That’s just one of many lessons Inge picked up from Harper throughout his career. Other lessons included staying debt free and “keep the main thing, the main thing,” Inge says. “That means to keep the focus on your core business.”
But possibly some of the best advice Harper gave was one evident in his leadership: support your team, and don’t be critical. Inge says Harper was never one to berate his team.
“I only saw him raise his voice one time in 40 something years,” Inge says, “and then it was only to calm the room down so we could move forward.”
If an employee made a mistake, Inge says, Harper would calmly discuss it and ask, “Well, what are you going to do about that?”
Inge remembers a time when Harper Bros. began working on its biggest project, a 3,100-acre quarry off Alico Road. “We were having problems with zoning for the quarry expansion and neighbor opposition,” he says. So Harper sat down with the team to craft a solution of meeting with the neighbors to see if something could be worked out. Everything worked out — the quarry remains in operation today.
The gentle demeanor Harper showed employees was something seen in his life outside of work as well, Inge says. “He really was the kindest, most humble person you’d ever meet,” he says.
That carried over to charitable giving, too: Harper and his wife, Anne, formed the nonprofit organization Daniel R. and Anne M. Harper Foundation. “They acknowledged everything they had came from God,” Inge says. “They were willing to give back.”
After serving in World War II as a member of the United States Navy, he returned to his home state of Arkansas. A few years later, Harper graduated from the University of Arkansas and then married Anne Presson in 1948.
Convinced by some local relatives, the couple moved to Southwest Florida in the early 1950s. Harper started his career in home remodeling, Inge says, but soon after, discovered his true passion was in fill dirt and rock construction work.
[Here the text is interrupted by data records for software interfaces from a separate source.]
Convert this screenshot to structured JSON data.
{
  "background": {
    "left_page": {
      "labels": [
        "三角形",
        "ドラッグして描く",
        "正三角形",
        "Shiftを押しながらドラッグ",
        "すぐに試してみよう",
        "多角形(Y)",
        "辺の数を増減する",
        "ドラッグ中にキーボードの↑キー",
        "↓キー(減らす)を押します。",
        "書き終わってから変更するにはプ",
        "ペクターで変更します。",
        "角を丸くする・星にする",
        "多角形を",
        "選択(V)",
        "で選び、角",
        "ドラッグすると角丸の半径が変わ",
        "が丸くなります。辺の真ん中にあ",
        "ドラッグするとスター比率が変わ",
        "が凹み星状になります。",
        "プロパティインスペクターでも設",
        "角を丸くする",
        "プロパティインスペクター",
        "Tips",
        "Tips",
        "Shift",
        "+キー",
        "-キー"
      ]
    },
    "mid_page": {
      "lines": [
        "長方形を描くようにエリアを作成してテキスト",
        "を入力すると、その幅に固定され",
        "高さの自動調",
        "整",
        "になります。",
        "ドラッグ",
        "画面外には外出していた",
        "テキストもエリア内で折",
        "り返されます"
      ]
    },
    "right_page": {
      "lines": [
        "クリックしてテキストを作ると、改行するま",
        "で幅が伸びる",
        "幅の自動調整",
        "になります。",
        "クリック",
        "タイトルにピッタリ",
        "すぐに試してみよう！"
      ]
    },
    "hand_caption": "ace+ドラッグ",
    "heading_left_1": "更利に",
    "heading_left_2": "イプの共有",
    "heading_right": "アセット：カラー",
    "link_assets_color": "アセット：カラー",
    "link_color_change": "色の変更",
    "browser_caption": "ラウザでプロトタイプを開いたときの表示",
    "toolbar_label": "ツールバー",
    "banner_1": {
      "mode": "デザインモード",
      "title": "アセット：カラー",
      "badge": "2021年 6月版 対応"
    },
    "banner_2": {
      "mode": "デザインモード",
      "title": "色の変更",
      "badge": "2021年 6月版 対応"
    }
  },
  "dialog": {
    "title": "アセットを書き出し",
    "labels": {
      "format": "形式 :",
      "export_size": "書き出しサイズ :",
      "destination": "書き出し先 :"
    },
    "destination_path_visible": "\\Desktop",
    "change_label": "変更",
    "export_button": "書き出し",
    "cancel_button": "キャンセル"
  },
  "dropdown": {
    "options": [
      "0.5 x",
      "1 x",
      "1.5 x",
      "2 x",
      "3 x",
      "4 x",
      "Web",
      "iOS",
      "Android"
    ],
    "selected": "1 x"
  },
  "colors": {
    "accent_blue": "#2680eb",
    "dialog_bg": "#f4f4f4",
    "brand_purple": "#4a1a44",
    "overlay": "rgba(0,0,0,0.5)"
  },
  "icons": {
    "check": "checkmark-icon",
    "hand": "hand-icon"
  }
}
Inge says in the early days, when he was just getting started, Harper would load the fill dirt into a dump truck to move it to the home site. His wife, Anne, would drive the dump truck.
Harper and a colleague, Quinton McNew, founded Harper Bros. in the mid-1950s. In 1999, the duo sold the company to Rock Industries in Jacksonville for $87 million. After the sale, Harper continued finding a variety of projects to work on and kept Inge around as a consultant. That continued until this past year when Harper started to slow down. “He was a great gentleman to be around,” Inge says.